Twitter has made an investment in SoundCloud for a reported $70 million and if you’ve been following the story between the companies, you have to ask yourself “Why now?”
About two years ago Twitter almost acquired SoundCloud before walking away at the last minute, and an acquisition certainly would have made a lot more sense at the time, even though it might not have changed the futures of either company.
Back then Twitter wanted to capitalize on its high profile music users like Taylor Swift, Justin Bieber and Katy Perry, who had massive followings on the service (and still do) but weren’t able to take advantage by directly serving up their music to them. SoundCloud was struggling with both monetization issues (which still exist) and licensing problems, and theoretically could have provided the infrastructure for Twitter to transition to at least a partial music service.

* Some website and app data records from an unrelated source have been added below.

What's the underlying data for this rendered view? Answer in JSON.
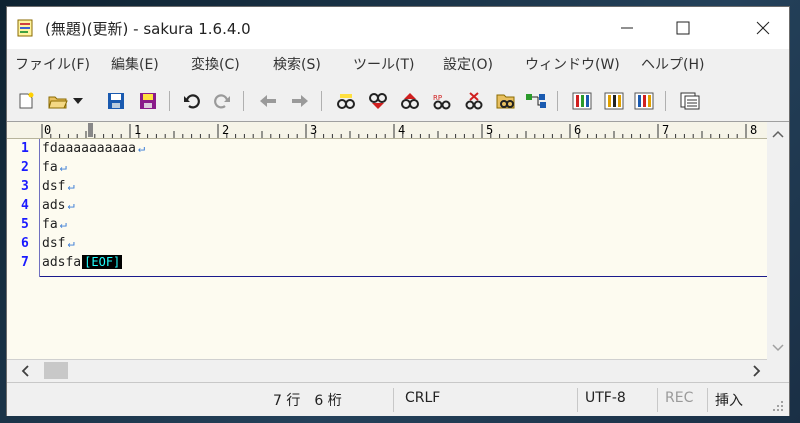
{
  "window": {
    "title": "(無題)(更新) - sakura 1.6.4.0"
  },
  "menu": [
    "ファイル(F)",
    "編集(E)",
    "変換(C)",
    "検索(S)",
    "ツール(T)",
    "設定(O)",
    "ウィンドウ(W)",
    "ヘルプ(H)"
  ],
  "toolbar": {
    "icons": [
      "new-file-icon",
      "open-file-icon",
      "open-dropdown-icon",
      "save-icon",
      "save-as-icon",
      "undo-icon",
      "redo-icon",
      "jump-back-icon",
      "jump-forward-icon",
      "search-icon",
      "search-prev-icon",
      "search-next-icon",
      "replace-icon",
      "clear-search-icon",
      "grep-icon",
      "outline-icon",
      "settings-icon",
      "font-icon",
      "type-settings-icon",
      "window-list-icon"
    ]
  },
  "editor": {
    "ruler_numbers": [
      "0",
      "1",
      "2",
      "3",
      "4",
      "5",
      "6",
      "7",
      "8"
    ],
    "lines": [
      {
        "num": "1",
        "text": "fdaaaaaaaaaa",
        "end": "crlf"
      },
      {
        "num": "2",
        "text": "fa",
        "end": "crlf"
      },
      {
        "num": "3",
        "text": "dsf",
        "end": "crlf"
      },
      {
        "num": "4",
        "text": "ads",
        "end": "crlf"
      },
      {
        "num": "5",
        "text": "fa",
        "end": "crlf"
      },
      {
        "num": "6",
        "text": "dsf",
        "end": "crlf"
      },
      {
        "num": "7",
        "text": "adsfa",
        "end": "eof"
      }
    ],
    "crlf_mark": "↵",
    "eof_mark": "[EOF]"
  },
  "status": {
    "position": "7 行　6 桁",
    "line_ending": "CRLF",
    "encoding": "UTF-8",
    "rec": "REC",
    "mode": "挿入"
  },
  "colors": {
    "editor_bg": "#fdfbf0",
    "line_number": "#1a1aff",
    "crlf": "#3a7cd6",
    "eof_bg": "#000000",
    "eof_fg": "#22ffff",
    "rec_disabled": "#9a9a9a"
  }
}
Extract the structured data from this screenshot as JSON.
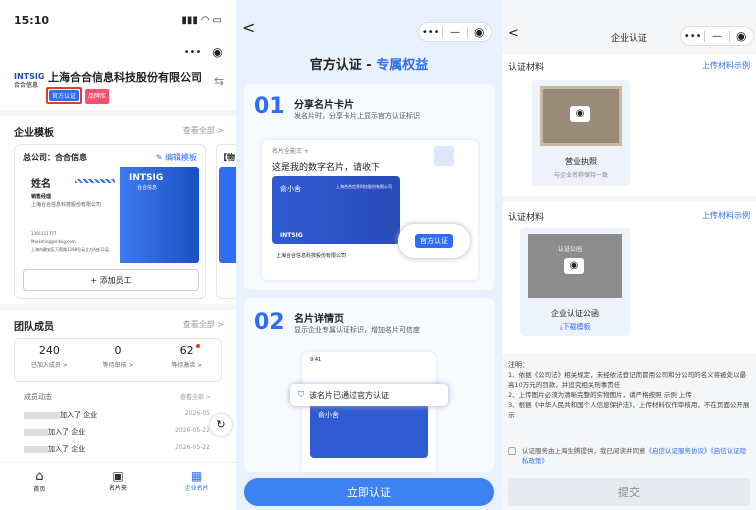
{
  "p1": {
    "time": "15:10",
    "company": "上海合合信息科技股份有限公司",
    "logo": "INTSIG",
    "logo_sub": "合合信息",
    "badge_official": "官方认证",
    "badge_brand": "品牌库",
    "switch_icon": "⇆",
    "template_title": "企业模板",
    "view_all": "查看全部 >",
    "hq": "总公司：合合信息",
    "edit_template": "✎ 编辑模板",
    "card_name": "姓名",
    "card_title": "销售经理",
    "card_company": "上海合合信息科技股份有限公司",
    "card_brand": "INTSIG",
    "card_brand_sub": "合合信息",
    "card_phone": "1391111777",
    "card_email": "Marketing@intsig.com",
    "card_addr": "上海市静安区万荣路1268号云立方A座11层",
    "second_tab": "【物",
    "add_staff": "+ 添加员工",
    "team_title": "团队成员",
    "team_view_all": "查看全部 >",
    "stats": [
      {
        "value": "240",
        "label": "已加入成员 >"
      },
      {
        "value": "0",
        "label": "等待审核 >"
      },
      {
        "value": "62",
        "label": "等待激活 >"
      }
    ],
    "activity_title": "成员动态",
    "activity_all": "查看全部 >",
    "activities": [
      {
        "text": "加入了 企业",
        "date": "2026-05"
      },
      {
        "text": "加入了 企业",
        "date": "2026-05-22"
      },
      {
        "text": "加入了 企业",
        "date": "2026-05-22"
      }
    ],
    "nav": [
      {
        "label": "首页"
      },
      {
        "label": "名片夹"
      },
      {
        "label": "企业名片"
      }
    ]
  },
  "p2": {
    "header_a": "官方认证 -",
    "header_b": "专属权益",
    "f1_num": "01",
    "f1_title": "分享名片卡片",
    "f1_desc": "发名片时，分享卡片上显示官方认证标识",
    "chat_name": "名片全能王 +",
    "chat_msg": "这是我的数字名片，请收下",
    "mini_name": "俞小舍",
    "mini_co": "上海合合信息科技股份有限公司",
    "mini_brand": "INTSIG",
    "mini_bottom": "上海合合信息科技股份有限公司",
    "verify_badge": "官方认证",
    "f2_num": "02",
    "f2_title": "名片详情页",
    "f2_desc": "显示企业专属认证标识，增加名片可信度",
    "phone_time": "9:41",
    "toast": "该名片已通过官方认证",
    "detail_name": "俞小舍",
    "cta": "立即认证"
  },
  "p3": {
    "title": "企业认证",
    "sec1": "认证材料",
    "sec1_link": "上传材料示例",
    "lic_title": "营业执照",
    "lic_sub": "与企业名称保持一致",
    "sec2": "认证材料",
    "sec2_link": "上传材料示例",
    "letter_label": "认证公函",
    "letter_title": "企业认证公函",
    "download": "下载模板",
    "notes_title": "注明：",
    "notes": [
      "1、依据《公司法》相关规定，未经依法登记而冒用公司和分公司的名义将被处以最高10万元的罚款，并追究相关刑事责任",
      "2、上传图片必须为清晰完整的实物图片，请严格按照 示例 上传",
      "3、根据《中华人民共和国个人信息保护法》，上传材料仅作审核用，不在页面公开展示"
    ],
    "agree_prefix": "认证服务由上海生腾提供，我已阅读并同意",
    "agree_link1": "《启信认证服务协议》",
    "agree_link2": "《启信认证隐私政策》",
    "submit": "提交"
  }
}
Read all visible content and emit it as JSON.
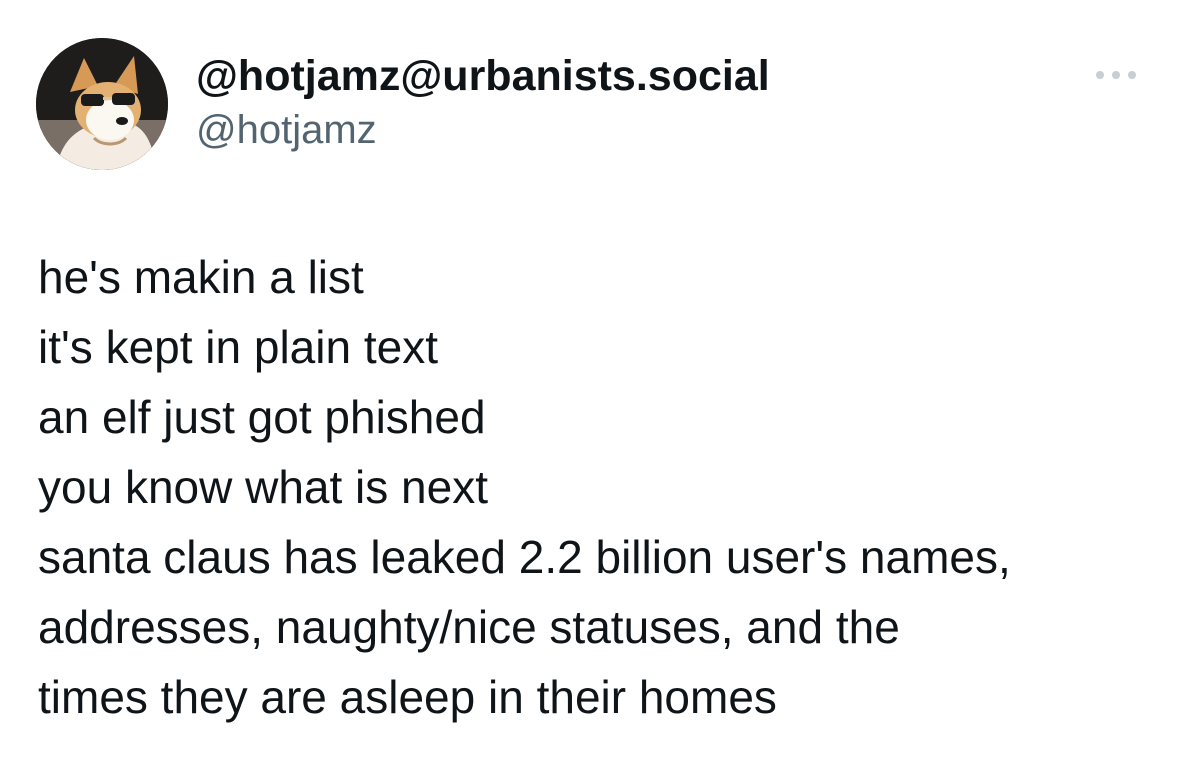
{
  "post": {
    "author": {
      "display_name": "@hotjamz@urbanists.social",
      "handle": "@hotjamz",
      "avatar_icon": "dog-with-sunglasses-avatar"
    },
    "more_icon": "ellipsis-icon",
    "text_lines": [
      "he's makin a list",
      "it's kept in plain text",
      "an elf just got phished",
      "you know what is next",
      "santa claus has leaked 2.2 billion user's names,",
      "addresses, naughty/nice statuses, and the",
      "times they are asleep in their homes"
    ],
    "colors": {
      "text": "#0f1419",
      "secondary_text": "#536471",
      "icon": "#536471",
      "background": "#ffffff"
    }
  }
}
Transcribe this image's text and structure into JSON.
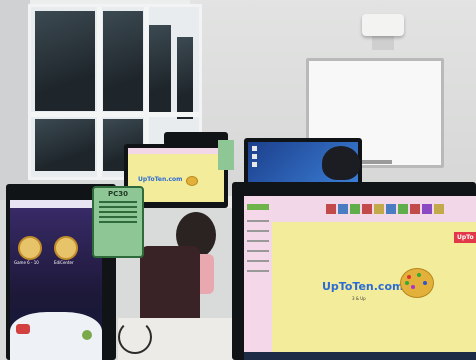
{
  "scene": {
    "main_screen_site_name": "UpToTen.com",
    "main_screen_small_text": "3 & Up",
    "left_screen_caption_1": "Game 6 - 10",
    "left_screen_caption_2": "EdiCenter",
    "main_screen_corner_badge": "UpTo",
    "center_screen_site_name": "UpToTen.com",
    "tag_card_title": "PC30"
  },
  "colors": {
    "screen_background": "#f3ec9b",
    "toolbar_pink": "#f1d7e7",
    "tag_card_green": "#8fc696",
    "desktop_blue": "#1c3f8c"
  }
}
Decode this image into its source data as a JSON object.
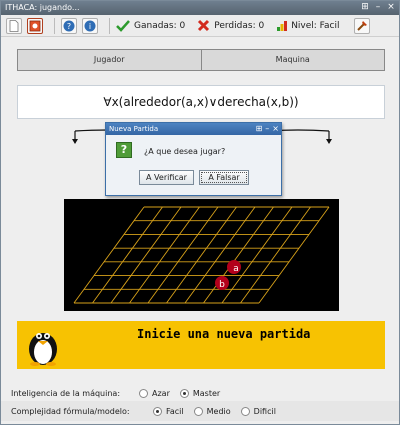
{
  "window": {
    "title": "ITHACA: jugando..."
  },
  "title_controls": [
    "⊞",
    "–",
    "×"
  ],
  "stats": {
    "won_label": "Ganadas: 0",
    "lost_label": "Perdidas: 0",
    "level_label": "Nivel: Facil"
  },
  "players": [
    "Jugador",
    "Maquina"
  ],
  "formula": "∀x(alrededor(a,x)∨derecha(x,b))",
  "board": {
    "pieces": [
      "a",
      "b"
    ]
  },
  "message": "Inicie una nueva partida",
  "options": {
    "ai_label": "Inteligencia de la máquina:",
    "ai_choices": [
      {
        "label": "Azar",
        "selected": false
      },
      {
        "label": "Master",
        "selected": true
      }
    ],
    "complexity_label": "Complejidad fórmula/modelo:",
    "complexity_choices": [
      {
        "label": "Facil",
        "selected": true
      },
      {
        "label": "Medio",
        "selected": false
      },
      {
        "label": "Dificil",
        "selected": false
      }
    ]
  },
  "dialog": {
    "title": "Nueva Partida",
    "question": "¿A que desea jugar?",
    "verify_label": "A Verificar",
    "falsify_label": "A Falsar",
    "icon": "?"
  },
  "colors": {
    "message_bg": "#f7c202",
    "board_bg": "#000000",
    "grid": "#d8a21a",
    "piece": "#b3001b"
  }
}
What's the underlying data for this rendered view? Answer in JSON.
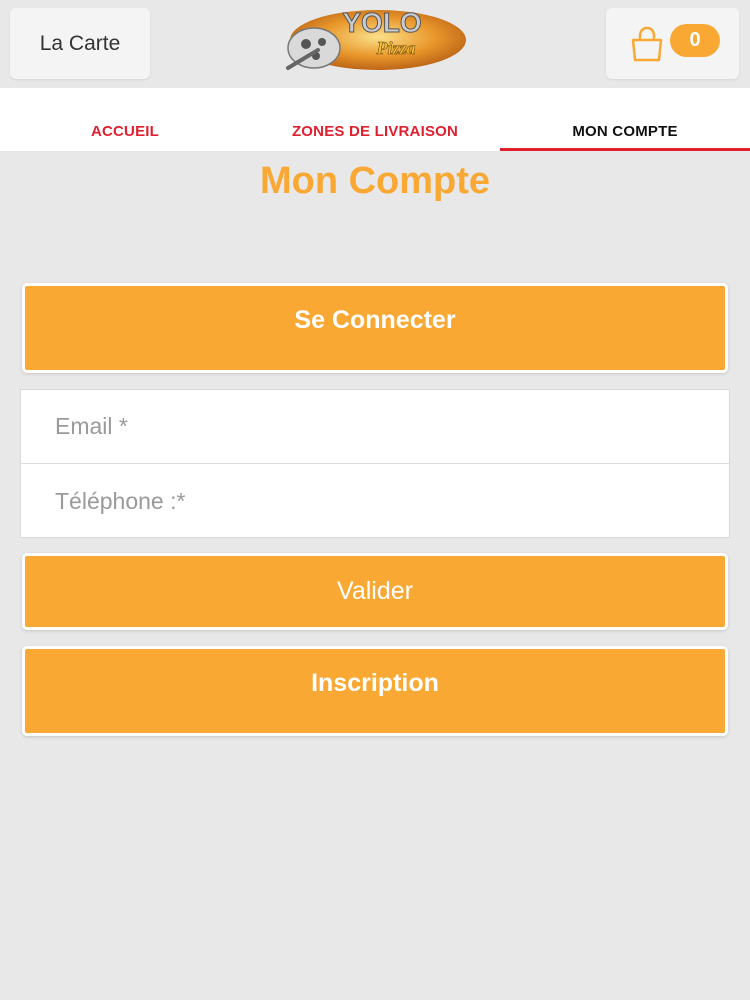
{
  "header": {
    "menu_label": "La Carte",
    "cart_count": "0",
    "logo_text_main": "YOLO",
    "logo_text_sub": "Pizza"
  },
  "tabs": [
    {
      "label": "ACCUEIL",
      "active": false
    },
    {
      "label": "ZONES DE LIVRAISON",
      "active": false
    },
    {
      "label": "MON COMPTE",
      "active": true
    }
  ],
  "page": {
    "title": "Mon Compte"
  },
  "login": {
    "connect_label": "Se Connecter",
    "email_placeholder": "Email *",
    "phone_placeholder": "Téléphone :*",
    "email_value": "",
    "phone_value": "",
    "submit_label": "Valider",
    "register_label": "Inscription"
  },
  "colors": {
    "accent": "#f9a833",
    "tab_red": "#e0202e",
    "background": "#e8e8e8"
  },
  "icons": {
    "cart": "shopping-bag-icon",
    "logo": "yolo-pizza-logo"
  }
}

Many think that Twitter was better off for walking away from the deal and keeping the focus on its core business, which in theory worked fine except for the fact that the company’s user base has plateaued in the meantime even with a focused agenda not diluted with delivering music.
SoundCloud has actually come a long way in that it now has signed licenses with the three major record labels, and has since worked hard to roll out its $9.99 monthly subscription service called SoundCloud Go. Still, it’s a cash-starved company and needs another round of funding to stay alive, so having Twitter as an investor in this round is most welcome.
That said, the benefit for Twitter isn’t as apparent. It’s not getting any of the technical goodies that come with an acquisition, and it’s buying a piece of a company that essentially hasn’t grown in valuation since its last go around.
In fact, out of all the music streaming companies currently in the space, SoundCloud may be the most baffling. It’s long been a boon to artists, bands and songwriters as a tool for free music distribution, and at that it may very well be #1 in the space. That market isn’t large enough to add enough subscribers to make the platform go however, and may be tapped out already. Attracting regular music consumers to its paid Go service may be limited to electronic music fans, since the platform is a favorite of DJs, but that genre seems to have plateaued as well. [Read more on Forbes…]